Requirement :: Reproduce all of the data, making sure that no line differs from the original.

Website and app data records:
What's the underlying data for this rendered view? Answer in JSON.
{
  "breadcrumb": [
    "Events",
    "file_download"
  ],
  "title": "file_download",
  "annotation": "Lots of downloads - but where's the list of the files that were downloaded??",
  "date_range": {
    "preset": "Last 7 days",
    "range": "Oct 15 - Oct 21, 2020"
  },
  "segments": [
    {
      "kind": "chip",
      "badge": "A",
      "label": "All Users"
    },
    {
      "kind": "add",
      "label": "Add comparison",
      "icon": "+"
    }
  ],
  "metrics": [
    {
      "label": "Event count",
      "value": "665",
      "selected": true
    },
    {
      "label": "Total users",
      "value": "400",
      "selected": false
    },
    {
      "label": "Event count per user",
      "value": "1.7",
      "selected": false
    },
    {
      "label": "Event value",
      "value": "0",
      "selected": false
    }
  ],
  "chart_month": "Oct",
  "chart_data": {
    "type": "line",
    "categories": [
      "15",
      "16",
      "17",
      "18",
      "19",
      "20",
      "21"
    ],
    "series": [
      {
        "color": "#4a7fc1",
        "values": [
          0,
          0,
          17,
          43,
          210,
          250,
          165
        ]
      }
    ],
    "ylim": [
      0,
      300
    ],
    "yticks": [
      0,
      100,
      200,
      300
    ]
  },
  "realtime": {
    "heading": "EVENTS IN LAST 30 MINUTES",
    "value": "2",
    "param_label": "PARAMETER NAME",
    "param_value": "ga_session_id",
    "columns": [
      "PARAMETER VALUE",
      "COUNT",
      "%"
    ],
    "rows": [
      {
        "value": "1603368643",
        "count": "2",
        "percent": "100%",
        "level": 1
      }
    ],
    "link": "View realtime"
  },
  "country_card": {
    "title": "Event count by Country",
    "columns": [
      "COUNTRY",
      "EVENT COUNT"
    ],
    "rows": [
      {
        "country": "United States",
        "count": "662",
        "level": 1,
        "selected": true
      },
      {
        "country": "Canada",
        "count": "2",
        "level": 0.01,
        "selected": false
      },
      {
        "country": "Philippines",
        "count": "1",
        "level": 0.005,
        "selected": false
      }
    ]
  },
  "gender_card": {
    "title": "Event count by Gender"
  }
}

Your solution ::
What's the underlying data for this rendered view? Answer in JSON.
{
  "breadcrumb": [
    "Events",
    "file_download"
  ],
  "title": "file_download",
  "annotation": "Lots of downloads - but where's the list of the files that were downloaded??",
  "date_range": {
    "preset": "Last 7 days",
    "range": "Oct 15 - Oct 21, 2020"
  },
  "segments": [
    {
      "kind": "chip",
      "badge": "A",
      "label": "All Users"
    },
    {
      "kind": "add",
      "label": "Add comparison",
      "icon": "+"
    }
  ],
  "metrics": [
    {
      "label": "Event count",
      "value": "665",
      "selected": true
    },
    {
      "label": "Total users",
      "value": "400",
      "selected": false
    },
    {
      "label": "Event count per user",
      "value": "1.7",
      "selected": false
    },
    {
      "label": "Event value",
      "value": "0",
      "selected": false
    }
  ],
  "chart_month": "Oct",
  "chart_data": {
    "type": "line",
    "categories": [
      "15",
      "16",
      "17",
      "18",
      "19",
      "20",
      "21"
    ],
    "series": [
      {
        "color": "#4a7fc1",
        "values": [
          0,
          0,
          17,
          43,
          210,
          250,
          165
        ]
      }
    ],
    "ylim": [
      0,
      300
    ],
    "yticks": [
      0,
      100,
      200,
      300
    ]
  },
  "realtime": {
    "heading": "EVENTS IN LAST 30 MINUTES",
    "value": "2",
    "param_label": "PARAMETER NAME",
    "param_value": "ga_session_id",
    "columns": [
      "PARAMETER VALUE",
      "COUNT",
      "%"
    ],
    "rows": [
      {
        "value": "1603368643",
        "count": "2",
        "percent": "100%",
        "level": 1
      }
    ],
    "link": "View realtime"
  },
  "country_card": {
    "title": "Event count by Country",
    "columns": [
      "COUNTRY",
      "EVENT COUNT"
    ],
    "rows": [
      {
        "country": "United States",
        "count": "662",
        "level": 1,
        "selected": true
      },
      {
        "country": "Canada",
        "count": "2",
        "level": 0.01,
        "selected": false
      },
      {
        "country": "Philippines",
        "count": "1",
        "level": 0.005,
        "selected": false
      }
    ]
  },
  "gender_card": {
    "title": "Event count by Gender"
  }
}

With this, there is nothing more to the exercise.